More than 4000 volunteers, gay, lesbian and other, from around the globe have traveled to serve at Camp Sister Spirit. This bears testimony to Camp Sister Spirit’s ever growing success and popularity. Furthermore, a recent promotional Camp Sister Spirit tour of Ireland in 2001 was initially inspired by a male lecturer and subsequently spearheaded by heterosexual male students attending the University of Ulster at Jordanstown. The proposal of a Camp Sister Spirit tour endorsed and financed by the University was delayed then disregarded as “too controversial” by the campus vice chancellor (a female). Similar soundings, implicit disapproval, lack of support and at best only feigned interest followed from many student representatives and national officers, leaving the Jordanstown students and its campus union representatives standing alone within the Irish Universities and Students’ Union sector in relation to a Camp Sister Spirit, Irish tour.

Next Issue - Camp Sister Spirit Irish Tour 2001




Index: Current Articles + Latest News and Views + Book Reviews + Letters + Archives

The Blanket - A Journal of Protest & Dissent



There is no such thing as a dirty word. Nor is there a word so powerful, that it's going to send the listener to the lake of fire upon hearing it.
- Frank Zappa

Index: Current Articles

5 February 2006

Other Articles From This Issue:

Murder in the Street
Anthony McIntyre

The Murder of Brian Stewart
Marie Duffy

Eamonn McCann

President Reinventing Our History
David Adams

End Coalition with US
Michael McKevitt
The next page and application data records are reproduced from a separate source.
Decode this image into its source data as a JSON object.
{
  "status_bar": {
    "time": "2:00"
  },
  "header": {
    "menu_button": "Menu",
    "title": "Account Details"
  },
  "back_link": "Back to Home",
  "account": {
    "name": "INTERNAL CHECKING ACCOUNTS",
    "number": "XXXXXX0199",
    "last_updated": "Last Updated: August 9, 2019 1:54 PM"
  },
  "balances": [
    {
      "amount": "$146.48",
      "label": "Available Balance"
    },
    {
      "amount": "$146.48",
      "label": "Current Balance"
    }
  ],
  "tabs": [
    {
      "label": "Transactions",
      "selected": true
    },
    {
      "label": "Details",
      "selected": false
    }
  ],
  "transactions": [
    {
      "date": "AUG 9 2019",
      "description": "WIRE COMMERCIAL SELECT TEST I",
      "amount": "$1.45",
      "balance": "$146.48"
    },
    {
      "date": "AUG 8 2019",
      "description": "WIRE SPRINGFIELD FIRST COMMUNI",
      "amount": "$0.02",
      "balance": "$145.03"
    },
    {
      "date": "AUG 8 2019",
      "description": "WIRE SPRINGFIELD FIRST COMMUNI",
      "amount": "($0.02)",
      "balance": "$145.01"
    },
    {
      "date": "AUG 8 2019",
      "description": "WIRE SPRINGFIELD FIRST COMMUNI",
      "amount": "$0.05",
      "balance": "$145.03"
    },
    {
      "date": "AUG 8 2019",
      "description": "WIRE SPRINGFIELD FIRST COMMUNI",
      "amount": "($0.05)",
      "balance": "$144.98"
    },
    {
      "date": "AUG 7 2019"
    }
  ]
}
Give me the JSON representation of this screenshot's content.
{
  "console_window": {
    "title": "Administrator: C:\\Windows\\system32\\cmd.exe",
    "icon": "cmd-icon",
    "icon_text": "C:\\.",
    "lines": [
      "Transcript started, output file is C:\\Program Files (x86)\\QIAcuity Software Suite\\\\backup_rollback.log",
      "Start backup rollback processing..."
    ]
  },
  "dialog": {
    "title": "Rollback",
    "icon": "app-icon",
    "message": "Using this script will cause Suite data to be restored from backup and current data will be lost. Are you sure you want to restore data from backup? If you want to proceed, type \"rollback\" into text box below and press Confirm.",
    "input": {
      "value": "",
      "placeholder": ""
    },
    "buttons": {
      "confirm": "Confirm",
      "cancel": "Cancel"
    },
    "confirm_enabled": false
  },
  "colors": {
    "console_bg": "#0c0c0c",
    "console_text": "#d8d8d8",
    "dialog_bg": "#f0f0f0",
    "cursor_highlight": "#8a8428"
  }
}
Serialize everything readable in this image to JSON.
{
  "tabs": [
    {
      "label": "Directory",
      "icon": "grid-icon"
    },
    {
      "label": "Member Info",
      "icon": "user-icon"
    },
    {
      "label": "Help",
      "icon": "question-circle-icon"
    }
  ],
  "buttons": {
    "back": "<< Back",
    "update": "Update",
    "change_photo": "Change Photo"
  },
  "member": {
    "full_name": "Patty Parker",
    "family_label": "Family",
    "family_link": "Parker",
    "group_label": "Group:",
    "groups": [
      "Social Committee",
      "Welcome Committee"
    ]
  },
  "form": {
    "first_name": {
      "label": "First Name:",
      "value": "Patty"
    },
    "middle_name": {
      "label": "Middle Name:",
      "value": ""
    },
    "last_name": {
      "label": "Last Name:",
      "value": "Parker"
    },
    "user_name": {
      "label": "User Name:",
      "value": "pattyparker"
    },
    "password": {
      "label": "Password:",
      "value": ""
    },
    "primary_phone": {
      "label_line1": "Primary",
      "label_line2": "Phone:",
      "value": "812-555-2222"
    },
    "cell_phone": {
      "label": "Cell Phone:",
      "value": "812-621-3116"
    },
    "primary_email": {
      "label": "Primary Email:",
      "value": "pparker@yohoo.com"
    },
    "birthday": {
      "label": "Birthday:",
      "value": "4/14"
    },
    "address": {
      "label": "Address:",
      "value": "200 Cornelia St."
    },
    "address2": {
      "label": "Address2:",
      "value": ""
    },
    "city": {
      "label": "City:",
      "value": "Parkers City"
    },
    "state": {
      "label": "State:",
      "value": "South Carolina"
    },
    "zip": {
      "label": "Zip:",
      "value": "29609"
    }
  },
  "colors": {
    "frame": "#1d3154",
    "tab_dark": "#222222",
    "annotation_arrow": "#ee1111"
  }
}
"Do Not Become Recruiting-Sergeant for PSNI", Reiss is Advised
Sean Mc Manus

An Endless Circle
Mick Hall

The American Dream – Camp Sister Spirit Mississippi
Sean Mc Aughey

Call Centres
Liam O Ruairc

Reaction to GEM Article
Pascal Stil

More Spies May be Lurking in Sinn Féin's Cupboard
Anthony McIntyre

30 January 2006

One Year On
Anthony McIntyre

SF's Support 'Lay With the People Involved in Robert's Murder'
K Quinn

Our Fenian Dead
Brendan Hughes

Murky Maghaberry
Anthony McIntyre

Rebutting a Defamatory Article
Declan Carroll

Getting the Facts Right
Statement from McKevitt & Sands Family

"Close Enough for Government Work"
Chris Fogarty

Boxing Shadows
Dr John Coulter

When is Enough, Enough?
Mick Hall

Serving the Agenda of Two Masters
Anthony McIntyre

St Pat's Day
Niall Corey

The Letters page has been updated.



The Blanket




Latest News & Views
Index: Current Articles
Book Reviews
The Blanket Magazine Winter 2002
Republican Voices